**Record set:**
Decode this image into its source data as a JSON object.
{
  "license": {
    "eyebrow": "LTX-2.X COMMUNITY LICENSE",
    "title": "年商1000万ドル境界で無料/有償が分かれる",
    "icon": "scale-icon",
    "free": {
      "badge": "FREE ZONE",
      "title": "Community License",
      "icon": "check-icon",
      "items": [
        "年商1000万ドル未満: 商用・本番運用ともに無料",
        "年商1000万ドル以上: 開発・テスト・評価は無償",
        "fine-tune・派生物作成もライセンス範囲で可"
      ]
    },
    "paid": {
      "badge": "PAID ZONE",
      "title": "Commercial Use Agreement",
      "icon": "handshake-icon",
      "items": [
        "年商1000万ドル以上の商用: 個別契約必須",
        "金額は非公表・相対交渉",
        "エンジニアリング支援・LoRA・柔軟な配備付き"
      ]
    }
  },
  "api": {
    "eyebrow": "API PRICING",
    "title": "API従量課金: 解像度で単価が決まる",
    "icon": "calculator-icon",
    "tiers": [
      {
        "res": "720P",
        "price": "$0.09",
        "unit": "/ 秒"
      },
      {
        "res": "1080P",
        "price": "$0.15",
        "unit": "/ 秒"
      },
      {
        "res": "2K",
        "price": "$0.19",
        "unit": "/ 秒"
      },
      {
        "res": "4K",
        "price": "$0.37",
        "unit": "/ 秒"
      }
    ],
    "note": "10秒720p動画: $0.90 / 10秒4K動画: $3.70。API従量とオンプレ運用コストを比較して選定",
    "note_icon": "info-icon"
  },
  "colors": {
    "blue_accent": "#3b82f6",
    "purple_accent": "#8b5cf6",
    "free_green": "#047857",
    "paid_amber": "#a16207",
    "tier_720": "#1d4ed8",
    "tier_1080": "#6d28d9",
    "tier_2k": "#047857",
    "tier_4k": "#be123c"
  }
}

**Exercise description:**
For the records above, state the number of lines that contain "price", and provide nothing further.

**Response to this exercise:**
4